- Only consume raw scallops prepared at a reputable seafood restaurant unless you are a professional fishmonger.
- Purchase raw scallops from a trusted fishmonger who can ensure they are safe for raw consumption. Look for labels such as “dry” and “day-caught” or similar. If in doubt, cook the scallops before consuming them.
- If not already done, ask your fishmonger for assistance in cleaning and preparing the scallops.
- Transport the scallops wrapped in ice and refrigerate them when you get home.
- Eat raw scallops on the day of purchase.
- Even if you manage to eat the wrong kind of raw scallops without adverse effects, they won’t taste good at all.
Scallops that have been stored in ice for extended periods or soaked in preservatives will have a watery, fluid texture, akin to chewing the inside of a brine-filled balloon!
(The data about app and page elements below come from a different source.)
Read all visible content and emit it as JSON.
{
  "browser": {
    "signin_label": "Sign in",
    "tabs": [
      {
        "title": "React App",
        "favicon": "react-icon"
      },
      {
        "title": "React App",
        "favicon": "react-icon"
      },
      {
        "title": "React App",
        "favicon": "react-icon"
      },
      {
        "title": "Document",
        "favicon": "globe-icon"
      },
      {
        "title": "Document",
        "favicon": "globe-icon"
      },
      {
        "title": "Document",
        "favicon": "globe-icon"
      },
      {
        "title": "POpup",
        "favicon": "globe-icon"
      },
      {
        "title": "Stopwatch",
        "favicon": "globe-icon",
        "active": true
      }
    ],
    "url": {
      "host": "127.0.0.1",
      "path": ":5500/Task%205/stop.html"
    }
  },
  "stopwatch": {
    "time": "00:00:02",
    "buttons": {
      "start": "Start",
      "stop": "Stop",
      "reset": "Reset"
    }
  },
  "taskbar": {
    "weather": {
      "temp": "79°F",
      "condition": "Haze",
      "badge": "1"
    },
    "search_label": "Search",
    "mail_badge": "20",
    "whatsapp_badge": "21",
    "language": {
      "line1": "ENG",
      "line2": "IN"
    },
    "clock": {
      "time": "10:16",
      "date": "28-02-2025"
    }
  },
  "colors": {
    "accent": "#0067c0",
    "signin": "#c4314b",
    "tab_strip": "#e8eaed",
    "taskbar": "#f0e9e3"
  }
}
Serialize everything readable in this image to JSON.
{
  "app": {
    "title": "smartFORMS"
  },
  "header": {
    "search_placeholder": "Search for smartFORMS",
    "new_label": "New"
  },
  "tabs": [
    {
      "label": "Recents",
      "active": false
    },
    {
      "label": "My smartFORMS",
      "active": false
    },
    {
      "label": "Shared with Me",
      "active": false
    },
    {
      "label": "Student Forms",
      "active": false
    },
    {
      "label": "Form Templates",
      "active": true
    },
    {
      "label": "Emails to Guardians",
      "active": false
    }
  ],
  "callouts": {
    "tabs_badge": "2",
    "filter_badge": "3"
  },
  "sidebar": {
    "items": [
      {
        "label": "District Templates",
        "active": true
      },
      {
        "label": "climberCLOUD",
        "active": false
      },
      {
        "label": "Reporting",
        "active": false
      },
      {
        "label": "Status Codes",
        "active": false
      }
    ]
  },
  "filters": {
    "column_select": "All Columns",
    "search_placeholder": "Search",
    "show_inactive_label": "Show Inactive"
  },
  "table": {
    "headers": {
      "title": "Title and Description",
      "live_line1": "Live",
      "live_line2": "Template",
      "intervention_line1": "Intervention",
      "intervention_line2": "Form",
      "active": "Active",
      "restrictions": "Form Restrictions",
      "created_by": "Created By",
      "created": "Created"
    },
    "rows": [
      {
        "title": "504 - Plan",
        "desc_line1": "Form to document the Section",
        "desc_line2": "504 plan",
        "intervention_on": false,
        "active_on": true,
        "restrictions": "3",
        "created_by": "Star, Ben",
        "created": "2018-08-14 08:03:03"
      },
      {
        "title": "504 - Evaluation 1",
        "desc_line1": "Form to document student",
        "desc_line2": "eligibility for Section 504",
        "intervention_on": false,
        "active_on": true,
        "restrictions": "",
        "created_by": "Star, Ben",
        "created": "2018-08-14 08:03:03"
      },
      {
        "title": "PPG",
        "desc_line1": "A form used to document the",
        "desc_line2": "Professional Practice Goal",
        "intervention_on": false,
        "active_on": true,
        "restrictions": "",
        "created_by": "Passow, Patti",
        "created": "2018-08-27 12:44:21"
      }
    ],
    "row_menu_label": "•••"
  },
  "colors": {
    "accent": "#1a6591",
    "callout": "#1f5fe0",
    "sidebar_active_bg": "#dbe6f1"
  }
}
This is nothing like the soft, silky smoothness of a fresh, delectable day-caught scallop.
How To Eat Raw Scallops
Scallop enthusiasts will tell you that the best way to savor them is freshly harvested, preferably at sea! Consumed this way, without any added flavorings or seasonings, they taste exquisite.
However, not everyone has the chance to embark on a scallop fishing adventure. So, how do you prepare and enjoy raw scallops while preserving their freshness?
First, ensure you’re using dry, day-caught scallops purchased from a reputable fishmonger. Other scallop types should be cooked, as they could be unsafe or unappetizing when eaten raw.
Top-quality raw scallops are often served with a light seasoning of extra-virgin olive oil, lemon juice, and a pinch of salt.
For a more luxurious experience, consider the Italian carpaccio-style preparation, which is a popular method for serving raw scallops.
This technique involves thinly slicing the scallops, creating semi-translucent shellfish pieces. Arrange the slices on a plate and drizzle them with a dressing.
Typically, the dressing is extra-virgin olive oil combined with an acidic component, such as citrus juice or white wine vinegar. Enhance the dressing with chopped herbs and other accompaniments like dill, capers, chilies, tarragon, and cherry tomatoes.
How To Prepare And Cook Scallops
If the idea of raw scallops doesn’t entice you (understandably, raw seafood may not suit everyone’s taste), rest assured that cooked scallops are equally delectable!
The best way to cook scallops is by pan-searing. It creates a delightfully crispy crust on the exterior, perfectly complementing the soft, sweet interior.
Read also: How To Reheat Scallops – Essential Guide
Scallops should be cooked just enough, retaining a slightly uncooked center. Overcooked scallops become tough, chewy, and far from enjoyable.
- Oil (canola or vegetable)
- The skillet should be heated until it’s very hot. Add some oil.
- When the pot is cooking the scallops, remove them from the pan and lightly dry them using the help of a towel to eliminate any moisture on the surface. Season them lightly with pepper and salt.
- Put the scallops in the pan, leaving plenty of space to ensure they’re not touching. Cook them for 2 minutes on one side, flip them over, and sear the opposite side. After that, add a pat of butter to the skillet to give it additional flavor and to caramelize.
- After 2 minutes on the other side, remove the scallops from the pan and put them on a hot plate.
- Serve immediately, best served with a bed of spicy salad leaves, such as watercress or arugula.